For example, looking at the terminology in your job ads, whether it’s flexible, and having a more diverse interview panel, can all help broaden your search, suggests Maria Hernandez, Head of Innovation at Cisco.
If your business uses recruitment agencies to find talent, ensure they have access to the right networks and hold them to account if they’re only putting forward the same selection of candidates.
Tech can help progress women into leadership roles
A panel including Wincie Wong, Co-founder of the RBS Girls Can Code network, and Joy Foster, Founder of TechPixies, discussed the many ways in which tech can help progress women into leadership roles.
Discussion panel moderated by Meri Williams (far left) with (L-R) Lucy Yu, Director of Public Policy FiveAI; Lara Martini, Field Enablement Director at Microsoft; Wincie Wong, Co-founder of RBS Girls Can Code network; Joy Foster: Founder of TechPixies; and Audra Simons, Director at Forcepoint Innovation Labs. (Photo credit: Dan Rvlph Photography).
Online education through e-learning software, as well as mentorship, were cited as being amazing sources of tech for helping women progress and develop their skills to become leaders. Social media was deemed the perfect tool for self-promotion and getting involved in online communities, as well as being a useful resource for recruitment.
One million women need to join the UK tech sector today to achieve gender parity
Samuel Kasumu, Managing Director of Inclusive Boards and Meri Williams, CTO of Monzo. (Photo credit: Dan Rvlph Photography).

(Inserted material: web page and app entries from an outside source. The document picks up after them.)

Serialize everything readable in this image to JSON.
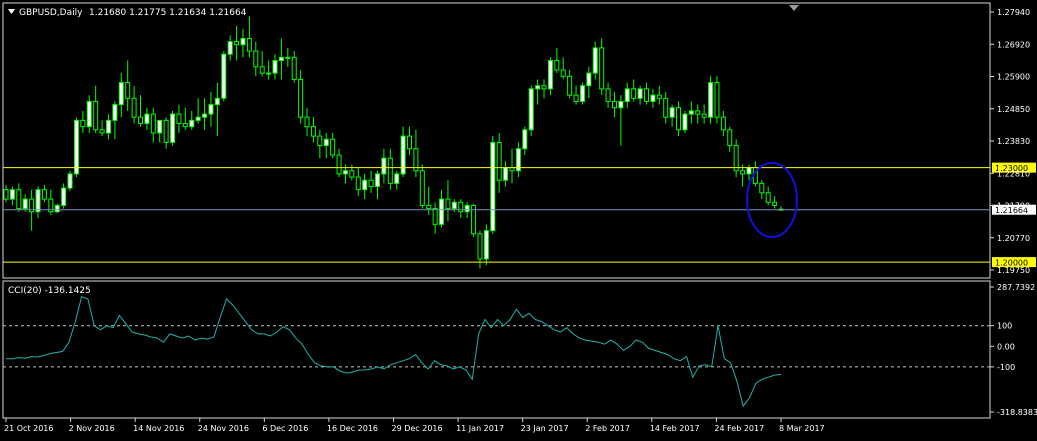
{
  "chart_data": [
    {
      "type": "candlestick",
      "symbol_label": "GBPUSD,Daily",
      "ohlc_label": "1.21680 1.21775 1.21634 1.21664",
      "ylim": [
        1.1975,
        1.2794
      ],
      "y_ticks": [
        "1.27940",
        "1.26920",
        "1.25900",
        "1.24850",
        "1.23830",
        "1.22810",
        "1.21790",
        "1.20770",
        "1.19750"
      ],
      "x_labels": [
        "21 Oct 2016",
        "2 Nov 2016",
        "14 Nov 2016",
        "24 Nov 2016",
        "6 Dec 2016",
        "16 Dec 2016",
        "29 Dec 2016",
        "11 Jan 2017",
        "23 Jan 2017",
        "2 Feb 2017",
        "14 Feb 2017",
        "24 Feb 2017",
        "8 Mar 2017"
      ],
      "horizontal_lines": [
        {
          "label": "1.23000",
          "value": 1.23,
          "color": "#ffff00"
        },
        {
          "label": "1.20000",
          "value": 1.2,
          "color": "#ffff00"
        },
        {
          "label": "1.21664",
          "value": 1.21664,
          "color": "#7f8fbf"
        }
      ],
      "candles": [
        [
          1.223,
          1.2245,
          1.219,
          1.22
        ],
        [
          1.22,
          1.224,
          1.218,
          1.223
        ],
        [
          1.223,
          1.225,
          1.216,
          1.217
        ],
        [
          1.217,
          1.2215,
          1.216,
          1.22
        ],
        [
          1.22,
          1.223,
          1.21,
          1.216
        ],
        [
          1.216,
          1.224,
          1.214,
          1.223
        ],
        [
          1.223,
          1.2245,
          1.219,
          1.22
        ],
        [
          1.22,
          1.223,
          1.215,
          1.216
        ],
        [
          1.216,
          1.2185,
          1.2155,
          1.218
        ],
        [
          1.218,
          1.225,
          1.217,
          1.2235
        ],
        [
          1.2235,
          1.229,
          1.2225,
          1.228
        ],
        [
          1.228,
          1.246,
          1.227,
          1.245
        ],
        [
          1.245,
          1.248,
          1.241,
          1.243
        ],
        [
          1.243,
          1.253,
          1.241,
          1.251
        ],
        [
          1.251,
          1.256,
          1.241,
          1.242
        ],
        [
          1.242,
          1.245,
          1.24,
          1.241
        ],
        [
          1.241,
          1.247,
          1.239,
          1.245
        ],
        [
          1.245,
          1.251,
          1.239,
          1.25
        ],
        [
          1.25,
          1.26,
          1.246,
          1.257
        ],
        [
          1.257,
          1.264,
          1.248,
          1.252
        ],
        [
          1.252,
          1.256,
          1.244,
          1.246
        ],
        [
          1.246,
          1.253,
          1.243,
          1.244
        ],
        [
          1.244,
          1.249,
          1.242,
          1.247
        ],
        [
          1.247,
          1.249,
          1.238,
          1.241
        ],
        [
          1.241,
          1.245,
          1.238,
          1.245
        ],
        [
          1.245,
          1.246,
          1.236,
          1.238
        ],
        [
          1.238,
          1.248,
          1.237,
          1.247
        ],
        [
          1.247,
          1.25,
          1.241,
          1.244
        ],
        [
          1.244,
          1.249,
          1.242,
          1.243
        ],
        [
          1.243,
          1.248,
          1.242,
          1.245
        ],
        [
          1.245,
          1.252,
          1.244,
          1.246
        ],
        [
          1.246,
          1.252,
          1.242,
          1.247
        ],
        [
          1.247,
          1.254,
          1.243,
          1.25
        ],
        [
          1.25,
          1.257,
          1.24,
          1.252
        ],
        [
          1.252,
          1.267,
          1.251,
          1.266
        ],
        [
          1.266,
          1.272,
          1.264,
          1.27
        ],
        [
          1.27,
          1.275,
          1.264,
          1.269
        ],
        [
          1.269,
          1.274,
          1.265,
          1.271
        ],
        [
          1.271,
          1.278,
          1.265,
          1.267
        ],
        [
          1.267,
          1.27,
          1.259,
          1.262
        ],
        [
          1.262,
          1.267,
          1.259,
          1.26
        ],
        [
          1.26,
          1.264,
          1.258,
          1.26
        ],
        [
          1.26,
          1.266,
          1.258,
          1.264
        ],
        [
          1.264,
          1.271,
          1.258,
          1.265
        ],
        [
          1.265,
          1.268,
          1.262,
          1.265
        ],
        [
          1.265,
          1.267,
          1.257,
          1.258
        ],
        [
          1.258,
          1.261,
          1.244,
          1.246
        ],
        [
          1.246,
          1.249,
          1.24,
          1.243
        ],
        [
          1.243,
          1.246,
          1.238,
          1.24
        ],
        [
          1.24,
          1.242,
          1.233,
          1.237
        ],
        [
          1.237,
          1.241,
          1.233,
          1.239
        ],
        [
          1.239,
          1.241,
          1.233,
          1.234
        ],
        [
          1.234,
          1.236,
          1.227,
          1.228
        ],
        [
          1.228,
          1.231,
          1.225,
          1.229
        ],
        [
          1.229,
          1.231,
          1.226,
          1.227
        ],
        [
          1.227,
          1.23,
          1.221,
          1.223
        ],
        [
          1.223,
          1.228,
          1.22,
          1.226
        ],
        [
          1.226,
          1.229,
          1.222,
          1.224
        ],
        [
          1.224,
          1.229,
          1.22,
          1.228
        ],
        [
          1.228,
          1.236,
          1.225,
          1.233
        ],
        [
          1.233,
          1.236,
          1.223,
          1.225
        ],
        [
          1.225,
          1.229,
          1.223,
          1.228
        ],
        [
          1.228,
          1.243,
          1.227,
          1.24
        ],
        [
          1.24,
          1.243,
          1.234,
          1.236
        ],
        [
          1.236,
          1.242,
          1.227,
          1.229
        ],
        [
          1.229,
          1.231,
          1.217,
          1.218
        ],
        [
          1.218,
          1.224,
          1.215,
          1.217
        ],
        [
          1.217,
          1.219,
          1.209,
          1.212
        ],
        [
          1.212,
          1.223,
          1.211,
          1.22
        ],
        [
          1.22,
          1.226,
          1.213,
          1.217
        ],
        [
          1.217,
          1.22,
          1.216,
          1.219
        ],
        [
          1.219,
          1.22,
          1.214,
          1.216
        ],
        [
          1.216,
          1.219,
          1.214,
          1.218
        ],
        [
          1.218,
          1.2185,
          1.208,
          1.209
        ],
        [
          1.209,
          1.21,
          1.198,
          1.201
        ],
        [
          1.201,
          1.212,
          1.199,
          1.21
        ],
        [
          1.21,
          1.24,
          1.209,
          1.238
        ],
        [
          1.238,
          1.241,
          1.222,
          1.226
        ],
        [
          1.226,
          1.232,
          1.224,
          1.23
        ],
        [
          1.23,
          1.236,
          1.225,
          1.229
        ],
        [
          1.229,
          1.238,
          1.227,
          1.236
        ],
        [
          1.236,
          1.243,
          1.234,
          1.242
        ],
        [
          1.242,
          1.256,
          1.24,
          1.255
        ],
        [
          1.255,
          1.258,
          1.25,
          1.256
        ],
        [
          1.256,
          1.258,
          1.252,
          1.255
        ],
        [
          1.255,
          1.265,
          1.253,
          1.264
        ],
        [
          1.264,
          1.268,
          1.26,
          1.261
        ],
        [
          1.261,
          1.265,
          1.258,
          1.259
        ],
        [
          1.259,
          1.261,
          1.252,
          1.253
        ],
        [
          1.253,
          1.256,
          1.25,
          1.251
        ],
        [
          1.251,
          1.257,
          1.25,
          1.256
        ],
        [
          1.256,
          1.262,
          1.252,
          1.26
        ],
        [
          1.26,
          1.27,
          1.258,
          1.268
        ],
        [
          1.268,
          1.271,
          1.253,
          1.255
        ],
        [
          1.255,
          1.257,
          1.249,
          1.251
        ],
        [
          1.251,
          1.254,
          1.246,
          1.249
        ],
        [
          1.249,
          1.253,
          1.237,
          1.251
        ],
        [
          1.251,
          1.257,
          1.249,
          1.255
        ],
        [
          1.255,
          1.258,
          1.251,
          1.252
        ],
        [
          1.252,
          1.256,
          1.25,
          1.255
        ],
        [
          1.255,
          1.257,
          1.25,
          1.251
        ],
        [
          1.251,
          1.255,
          1.249,
          1.253
        ],
        [
          1.253,
          1.256,
          1.25,
          1.252
        ],
        [
          1.252,
          1.254,
          1.244,
          1.246
        ],
        [
          1.246,
          1.25,
          1.243,
          1.249
        ],
        [
          1.249,
          1.251,
          1.24,
          1.242
        ],
        [
          1.242,
          1.248,
          1.241,
          1.247
        ],
        [
          1.247,
          1.251,
          1.244,
          1.248
        ],
        [
          1.248,
          1.25,
          1.244,
          1.247
        ],
        [
          1.247,
          1.25,
          1.244,
          1.246
        ],
        [
          1.246,
          1.259,
          1.244,
          1.257
        ],
        [
          1.257,
          1.259,
          1.244,
          1.246
        ],
        [
          1.246,
          1.248,
          1.24,
          1.242
        ],
        [
          1.242,
          1.243,
          1.235,
          1.237
        ],
        [
          1.237,
          1.239,
          1.227,
          1.229
        ],
        [
          1.229,
          1.231,
          1.224,
          1.228
        ],
        [
          1.228,
          1.231,
          1.226,
          1.23
        ],
        [
          1.23,
          1.232,
          1.224,
          1.225
        ],
        [
          1.225,
          1.226,
          1.22,
          1.222
        ],
        [
          1.222,
          1.224,
          1.218,
          1.219
        ],
        [
          1.219,
          1.221,
          1.217,
          1.218
        ],
        [
          1.2168,
          1.21775,
          1.21634,
          1.21664
        ]
      ],
      "indicator": {
        "label": "CCI(20) -136.1425",
        "ylim": [
          -318.8383,
          287.7392
        ],
        "y_ticks": [
          "287.7392",
          "100",
          "0.00",
          "-100",
          "-318.8383"
        ],
        "levels": [
          100,
          -100
        ],
        "values": [
          -60,
          -60,
          -55,
          -58,
          -50,
          -52,
          -45,
          -35,
          -30,
          -25,
          20,
          120,
          240,
          230,
          100,
          80,
          100,
          90,
          150,
          110,
          70,
          60,
          55,
          45,
          40,
          20,
          60,
          50,
          40,
          50,
          30,
          40,
          35,
          45,
          140,
          230,
          200,
          160,
          120,
          80,
          60,
          60,
          50,
          70,
          95,
          80,
          40,
          10,
          -40,
          -80,
          -95,
          -100,
          -100,
          -120,
          -130,
          -125,
          -115,
          -115,
          -110,
          -100,
          -110,
          -90,
          -80,
          -70,
          -60,
          -40,
          -80,
          -110,
          -70,
          -90,
          -95,
          -110,
          -100,
          -115,
          -160,
          60,
          130,
          90,
          130,
          100,
          130,
          180,
          140,
          160,
          130,
          120,
          100,
          80,
          70,
          90,
          60,
          40,
          30,
          25,
          20,
          10,
          30,
          10,
          -20,
          0,
          30,
          20,
          -10,
          -20,
          -30,
          -40,
          -60,
          -70,
          -50,
          -150,
          -95,
          -90,
          -100,
          100,
          -60,
          -80,
          -170,
          -290,
          -250,
          -180,
          -160,
          -150,
          -140,
          -136.1425
        ]
      }
    }
  ]
}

Samuel Kasumu, Managing Director of Inclusive Boards, shared the board’s research into the current shortfall of people in tech roles. According to their data, there are 600,000 unfilled tech vacancies in the UK alone, which is expected to rise to 1.1 million by 2021. Further still, Kasumu explained that in order to achieve gender parity in the tech sector by 2021, one million women need to be recruited into the industry – today.